Age-associated memory impairment of Logical Memory and Visual Reproduction. Academic Article uri icon


  • The standardization sample from the WMS-III (weighted N = 1250) (The Psychological Corporation, 1997; Tulsky & Ledbetter, 2000), which varied in age from 16 to 89, was used to determine whether storage of verbal and spatial information was affected by normal aging. A previous study with the same sample using an analysis of variance approach showed that the age-associated deterioration for Logical Memory (LM) and Visual Reproduction (VR) delayed recall and recognition were comparable and largely explained by poor immediate recall. This led to the conclusion that age-associated memory impairment was due primarily to encoding deficits. However, that study did not control for the age-associated deterioration in immediate recall in order to ensure that the small age-associated effects for delayed recall and recognition were not confounded by the fact that the elderly had less to remember on the delayed recall and recognition trials.

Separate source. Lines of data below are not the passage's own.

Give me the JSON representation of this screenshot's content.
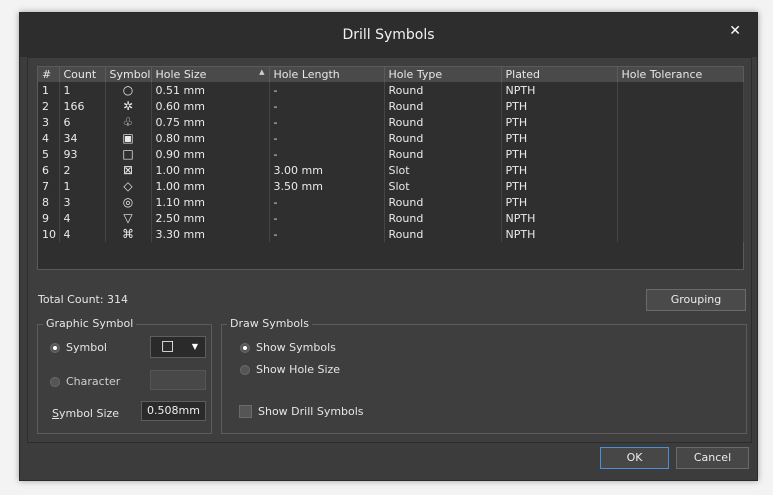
{
  "window": {
    "title": "Drill Symbols"
  },
  "table": {
    "columns": [
      "#",
      "Count",
      "Symbol",
      "Hole Size",
      "Hole Length",
      "Hole Type",
      "Plated",
      "Hole Tolerance"
    ],
    "sort_indicator": "▲",
    "rows": [
      {
        "n": "1",
        "count": "1",
        "symbol": "○",
        "size": "0.51 mm",
        "length": "-",
        "type": "Round",
        "plated": "NPTH",
        "tol": ""
      },
      {
        "n": "2",
        "count": "166",
        "symbol": "✲",
        "size": "0.60 mm",
        "length": "-",
        "type": "Round",
        "plated": "PTH",
        "tol": ""
      },
      {
        "n": "3",
        "count": "6",
        "symbol": "♧",
        "size": "0.75 mm",
        "length": "-",
        "type": "Round",
        "plated": "PTH",
        "tol": ""
      },
      {
        "n": "4",
        "count": "34",
        "symbol": "▣",
        "size": "0.80 mm",
        "length": "-",
        "type": "Round",
        "plated": "PTH",
        "tol": ""
      },
      {
        "n": "5",
        "count": "93",
        "symbol": "□",
        "size": "0.90 mm",
        "length": "-",
        "type": "Round",
        "plated": "PTH",
        "tol": ""
      },
      {
        "n": "6",
        "count": "2",
        "symbol": "⊠",
        "size": "1.00 mm",
        "length": "3.00 mm",
        "type": "Slot",
        "plated": "PTH",
        "tol": ""
      },
      {
        "n": "7",
        "count": "1",
        "symbol": "◇",
        "size": "1.00 mm",
        "length": "3.50 mm",
        "type": "Slot",
        "plated": "PTH",
        "tol": ""
      },
      {
        "n": "8",
        "count": "3",
        "symbol": "◎",
        "size": "1.10 mm",
        "length": "-",
        "type": "Round",
        "plated": "PTH",
        "tol": ""
      },
      {
        "n": "9",
        "count": "4",
        "symbol": "▽",
        "size": "2.50 mm",
        "length": "-",
        "type": "Round",
        "plated": "NPTH",
        "tol": ""
      },
      {
        "n": "10",
        "count": "4",
        "symbol": "⌘",
        "size": "3.30 mm",
        "length": "-",
        "type": "Round",
        "plated": "NPTH",
        "tol": ""
      }
    ]
  },
  "total_count": "Total Count: 314",
  "grouping_label": "Grouping",
  "graphic_symbol": {
    "legend": "Graphic Symbol",
    "symbol_label": "Symbol",
    "symbol_value": "□",
    "character_label": "Character",
    "size_label": "Symbol Size",
    "size_label_mnemonic": "S",
    "size_value": "0.508mm"
  },
  "draw_symbols": {
    "legend": "Draw Symbols",
    "show_symbols": "Show Symbols",
    "show_hole_size": "Show Hole Size",
    "show_drill_symbols": "Show Drill Symbols"
  },
  "footer": {
    "ok": "OK",
    "cancel": "Cancel"
  },
  "colors": {
    "accent": "#4a90d9",
    "window_bg": "#3c3c3c",
    "title_bg": "#2d2d2d"
  }
}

The current study used covariance analysis to statistically adjust the dependent measures, LM and VR delayed recall and recognition, based on immediate recall scores. These analyses showed that the age-associated changes in these measures were statistically significant, but the effect sizes were very small. Partial eta(2) for the main effect of age for LM was 0.06 with weak effect sizes for the interaction of recall type and age (0.02). The partial eta(2) for the main effect of age for VR was 0.09, and the interaction of recall type and age (0.04). This pattern of findings shows that after adjustment for immediate recall, LM and VR recall and recognition demonstrated comparable, slight declines with age suggesting that normal aging produced minimal changes in the ability to store new information when age-associated changes in initial encoding and retrieval were statistically controlled.

publication date

  • June 2004